Scientists from the Centers for Disease Control and Prevention and a committee of independent expert advisors convened Wednesday to lay out and discuss everything they know about rare cases of myocarditis—inflammation of the heart muscle—in people who have recently received an mRNA-based COVID-19 vaccine, which is either Moderna’s vaccine or the Pfizer/BioNTech vaccine.
The experts focused on adolescents and young adults, who have had the highest rates of vaccine-linked myocarditis cases of any vaccinated age group. Though, to be clear, all of the rates here—even the relatively high ones—are actually very low.
Still, data on this possible side effect is accumulating at a precarious time for the country’s vaccination efforts. The Food and Drug Administration authorized the Pfizer/BioNTech vaccine for use in adolescents 12 to 15 years old just last month. So far, CDC data suggests those ages 12 to 17 have the highest rates of myocarditis cases by vaccine doses given. And the FDA is poised to review vaccine authorizations for even younger age groups in the coming months.

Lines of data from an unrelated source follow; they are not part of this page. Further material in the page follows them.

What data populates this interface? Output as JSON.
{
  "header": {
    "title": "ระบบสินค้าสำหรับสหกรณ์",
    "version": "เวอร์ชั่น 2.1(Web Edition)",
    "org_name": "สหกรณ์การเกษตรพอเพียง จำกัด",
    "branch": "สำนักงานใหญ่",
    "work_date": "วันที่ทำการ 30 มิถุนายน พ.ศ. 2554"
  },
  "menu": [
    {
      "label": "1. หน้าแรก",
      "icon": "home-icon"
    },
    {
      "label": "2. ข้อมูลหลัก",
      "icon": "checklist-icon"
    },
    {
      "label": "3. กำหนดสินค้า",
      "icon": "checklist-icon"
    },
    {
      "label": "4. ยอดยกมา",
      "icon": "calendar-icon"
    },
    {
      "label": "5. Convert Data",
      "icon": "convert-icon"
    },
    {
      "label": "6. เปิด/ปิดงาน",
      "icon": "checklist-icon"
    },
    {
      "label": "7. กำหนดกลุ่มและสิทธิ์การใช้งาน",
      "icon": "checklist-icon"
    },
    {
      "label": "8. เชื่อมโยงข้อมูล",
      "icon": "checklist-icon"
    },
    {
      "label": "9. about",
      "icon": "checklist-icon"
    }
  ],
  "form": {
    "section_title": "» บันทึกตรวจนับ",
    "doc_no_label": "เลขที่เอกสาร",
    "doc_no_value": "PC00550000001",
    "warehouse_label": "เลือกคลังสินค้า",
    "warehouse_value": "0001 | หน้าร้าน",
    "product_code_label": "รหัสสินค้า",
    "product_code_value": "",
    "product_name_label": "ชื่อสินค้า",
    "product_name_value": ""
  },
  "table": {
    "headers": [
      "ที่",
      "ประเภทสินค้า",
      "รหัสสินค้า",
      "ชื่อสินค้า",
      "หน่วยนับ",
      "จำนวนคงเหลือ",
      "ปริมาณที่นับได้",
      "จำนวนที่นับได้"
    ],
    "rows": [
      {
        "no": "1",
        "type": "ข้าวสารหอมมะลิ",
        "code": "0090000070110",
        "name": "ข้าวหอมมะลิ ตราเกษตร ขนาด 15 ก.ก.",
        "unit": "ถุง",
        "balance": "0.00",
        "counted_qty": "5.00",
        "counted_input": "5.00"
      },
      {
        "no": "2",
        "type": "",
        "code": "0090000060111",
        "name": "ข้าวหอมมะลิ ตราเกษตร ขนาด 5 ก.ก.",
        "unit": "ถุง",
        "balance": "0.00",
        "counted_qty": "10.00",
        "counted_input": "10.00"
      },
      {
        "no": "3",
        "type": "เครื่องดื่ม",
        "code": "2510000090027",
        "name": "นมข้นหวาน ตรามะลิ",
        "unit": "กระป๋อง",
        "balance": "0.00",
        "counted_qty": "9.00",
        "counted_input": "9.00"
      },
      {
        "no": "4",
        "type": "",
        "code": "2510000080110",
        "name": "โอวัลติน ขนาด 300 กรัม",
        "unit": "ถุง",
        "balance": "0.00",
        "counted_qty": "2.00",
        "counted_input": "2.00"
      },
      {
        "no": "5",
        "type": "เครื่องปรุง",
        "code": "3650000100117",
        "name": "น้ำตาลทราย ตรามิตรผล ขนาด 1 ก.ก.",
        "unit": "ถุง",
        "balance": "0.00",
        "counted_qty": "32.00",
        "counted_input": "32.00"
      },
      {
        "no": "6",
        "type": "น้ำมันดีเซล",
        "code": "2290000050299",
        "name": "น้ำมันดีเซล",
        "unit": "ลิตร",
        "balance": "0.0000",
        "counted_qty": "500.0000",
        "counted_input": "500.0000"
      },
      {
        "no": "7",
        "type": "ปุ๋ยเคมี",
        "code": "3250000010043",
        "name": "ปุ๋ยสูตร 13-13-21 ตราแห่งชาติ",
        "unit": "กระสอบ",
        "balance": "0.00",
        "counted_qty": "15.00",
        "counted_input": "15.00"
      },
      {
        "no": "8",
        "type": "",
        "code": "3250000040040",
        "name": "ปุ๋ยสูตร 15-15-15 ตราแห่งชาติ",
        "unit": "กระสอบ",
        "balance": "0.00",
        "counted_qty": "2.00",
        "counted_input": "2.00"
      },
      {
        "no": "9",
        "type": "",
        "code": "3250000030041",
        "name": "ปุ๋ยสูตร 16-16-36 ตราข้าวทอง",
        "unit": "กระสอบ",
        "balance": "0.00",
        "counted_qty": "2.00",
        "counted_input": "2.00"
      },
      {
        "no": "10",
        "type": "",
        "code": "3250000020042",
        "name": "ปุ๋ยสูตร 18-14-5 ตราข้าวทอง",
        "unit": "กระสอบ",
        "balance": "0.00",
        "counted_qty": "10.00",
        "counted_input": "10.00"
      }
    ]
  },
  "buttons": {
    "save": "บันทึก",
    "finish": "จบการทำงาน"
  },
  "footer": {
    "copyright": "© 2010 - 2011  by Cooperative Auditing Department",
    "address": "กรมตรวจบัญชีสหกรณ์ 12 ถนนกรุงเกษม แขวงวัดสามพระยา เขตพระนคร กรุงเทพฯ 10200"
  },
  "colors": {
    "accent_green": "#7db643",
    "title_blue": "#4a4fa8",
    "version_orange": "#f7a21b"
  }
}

Many parents, teachers, and caregivers are eager to have their children vaccinated, particularly as youngsters head to summer camps and, ultimately, the start of school in the autumn. Public health experts, meanwhile, are just eager to have as many people vaccinated as possible. Their calls for vaccination have crescendoed recently as they anxiously monitor the spread of the Delta coronavirus variant, which is far more contagious than any variant before it and may cause more severe disease.